Background Methicillin-Resistant Staphylococcus aureus (MRSA) is endemic in hospitals worldwide. When patients are transferred between wards within a hospital, their risk of acquiring MRSA may change. Studies investigating such association are rare. In this study, we assessed how wards are connected and investigated ward characteristics associated with MRSA acquisition. Methods We analysed electronic medical records from an acute-care tertiary hospital in Singapore using data of patient transfers and MRSA screening of hospitalized patients between 2010 and 2013. In multivariable analysis, we used mixed-effects Poisson models with wards and time as random intercept and random slope, respectively. Results Most patient transfers concentrated in a core network of wards that sustained over time.
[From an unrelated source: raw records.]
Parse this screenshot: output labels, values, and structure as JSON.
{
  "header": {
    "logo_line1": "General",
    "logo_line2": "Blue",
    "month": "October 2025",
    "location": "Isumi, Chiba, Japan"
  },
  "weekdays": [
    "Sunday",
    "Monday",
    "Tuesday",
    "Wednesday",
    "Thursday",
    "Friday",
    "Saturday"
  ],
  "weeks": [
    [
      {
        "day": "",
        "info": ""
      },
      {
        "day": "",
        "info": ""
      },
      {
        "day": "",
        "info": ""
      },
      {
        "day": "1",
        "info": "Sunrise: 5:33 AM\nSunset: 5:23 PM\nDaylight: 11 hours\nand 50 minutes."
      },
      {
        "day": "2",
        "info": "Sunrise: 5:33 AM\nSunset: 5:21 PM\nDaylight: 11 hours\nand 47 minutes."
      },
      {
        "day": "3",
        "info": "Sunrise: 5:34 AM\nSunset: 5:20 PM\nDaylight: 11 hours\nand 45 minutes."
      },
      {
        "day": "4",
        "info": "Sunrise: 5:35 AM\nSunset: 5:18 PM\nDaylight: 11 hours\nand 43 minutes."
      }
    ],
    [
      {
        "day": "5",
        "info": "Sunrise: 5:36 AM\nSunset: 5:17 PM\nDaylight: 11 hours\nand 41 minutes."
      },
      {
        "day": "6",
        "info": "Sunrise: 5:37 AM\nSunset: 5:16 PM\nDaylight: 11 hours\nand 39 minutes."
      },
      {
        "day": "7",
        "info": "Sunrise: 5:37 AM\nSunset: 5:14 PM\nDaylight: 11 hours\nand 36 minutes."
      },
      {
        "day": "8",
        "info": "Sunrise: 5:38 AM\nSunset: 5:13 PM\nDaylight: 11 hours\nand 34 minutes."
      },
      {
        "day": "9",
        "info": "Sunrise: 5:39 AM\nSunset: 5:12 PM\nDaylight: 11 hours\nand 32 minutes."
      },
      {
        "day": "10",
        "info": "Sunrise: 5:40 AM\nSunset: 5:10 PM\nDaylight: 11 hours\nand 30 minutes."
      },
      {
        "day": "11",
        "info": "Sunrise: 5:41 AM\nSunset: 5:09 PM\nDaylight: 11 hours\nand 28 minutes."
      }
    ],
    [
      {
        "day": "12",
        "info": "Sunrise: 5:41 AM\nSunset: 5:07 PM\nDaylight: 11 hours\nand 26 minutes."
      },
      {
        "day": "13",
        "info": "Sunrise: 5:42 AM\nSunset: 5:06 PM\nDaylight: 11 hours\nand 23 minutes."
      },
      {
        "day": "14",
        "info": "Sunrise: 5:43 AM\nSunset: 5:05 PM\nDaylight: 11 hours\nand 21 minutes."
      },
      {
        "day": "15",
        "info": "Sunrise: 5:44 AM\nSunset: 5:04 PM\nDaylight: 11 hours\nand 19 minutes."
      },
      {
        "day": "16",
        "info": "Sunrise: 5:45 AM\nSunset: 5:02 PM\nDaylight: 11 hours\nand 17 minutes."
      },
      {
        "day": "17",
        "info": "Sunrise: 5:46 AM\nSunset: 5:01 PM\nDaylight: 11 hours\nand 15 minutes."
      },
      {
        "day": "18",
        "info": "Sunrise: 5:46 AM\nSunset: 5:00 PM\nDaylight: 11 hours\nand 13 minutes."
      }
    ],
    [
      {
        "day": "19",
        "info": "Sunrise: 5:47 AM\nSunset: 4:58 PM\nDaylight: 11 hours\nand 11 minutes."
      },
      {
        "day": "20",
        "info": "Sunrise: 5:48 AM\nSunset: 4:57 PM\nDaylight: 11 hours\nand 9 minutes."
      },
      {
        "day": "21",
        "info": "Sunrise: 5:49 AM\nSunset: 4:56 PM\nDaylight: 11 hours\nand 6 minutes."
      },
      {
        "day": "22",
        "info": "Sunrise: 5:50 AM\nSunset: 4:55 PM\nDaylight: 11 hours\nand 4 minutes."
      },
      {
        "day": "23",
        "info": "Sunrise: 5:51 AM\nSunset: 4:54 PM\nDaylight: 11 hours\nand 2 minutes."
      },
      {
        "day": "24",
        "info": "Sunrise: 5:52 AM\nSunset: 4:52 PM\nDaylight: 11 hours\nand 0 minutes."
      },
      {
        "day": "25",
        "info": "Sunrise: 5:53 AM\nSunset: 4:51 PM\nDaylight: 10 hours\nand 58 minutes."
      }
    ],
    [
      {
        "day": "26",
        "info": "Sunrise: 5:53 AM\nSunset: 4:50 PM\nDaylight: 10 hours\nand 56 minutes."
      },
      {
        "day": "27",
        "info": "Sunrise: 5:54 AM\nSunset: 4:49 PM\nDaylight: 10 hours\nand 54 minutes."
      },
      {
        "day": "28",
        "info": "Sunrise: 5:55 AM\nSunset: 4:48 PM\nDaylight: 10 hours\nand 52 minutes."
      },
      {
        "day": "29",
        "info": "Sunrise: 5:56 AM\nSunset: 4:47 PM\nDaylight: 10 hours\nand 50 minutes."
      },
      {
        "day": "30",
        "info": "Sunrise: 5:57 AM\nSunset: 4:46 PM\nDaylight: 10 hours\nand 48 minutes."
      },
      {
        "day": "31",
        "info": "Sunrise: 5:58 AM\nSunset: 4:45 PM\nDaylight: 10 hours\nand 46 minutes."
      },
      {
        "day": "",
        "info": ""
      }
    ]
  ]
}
Overall MRSA acquisition rate declined over study period. Factors associated with MRSA acquisition were ward specialty other than surgical, orthopedics, and oncology (rate ratio (RR): 1.69, 95% CI: 1.28, 2.21) (compared to medical ward), MRSA admission prevalence (RR: 1.48, 95% CI: 1.28, 1.71, per one percentage point increase), presence of cohorting beds (RR: 1.81, 95% CI: 1.45, 2.27), critical-care ward (RR: 1.85, 95% CI: 1.21, 2.84) and average number of patients on a typical day (RR: 1.58, 95% CI: 1.24, 2.00, for every 10 patients quarterly). We did not find evidence that ward connectivity influenced MRSA acquisition rate after adjusting for other ward characteristics. Conclusion Our findings highlighted ward characteristics associated with MRSA acquisition. Linked with analytics infrastructure, similar methods could be used to understand the transmission of other nosocomial organisms to inform infection control efforts in real time.
medrxiv Subject Collection: Infectious Diseases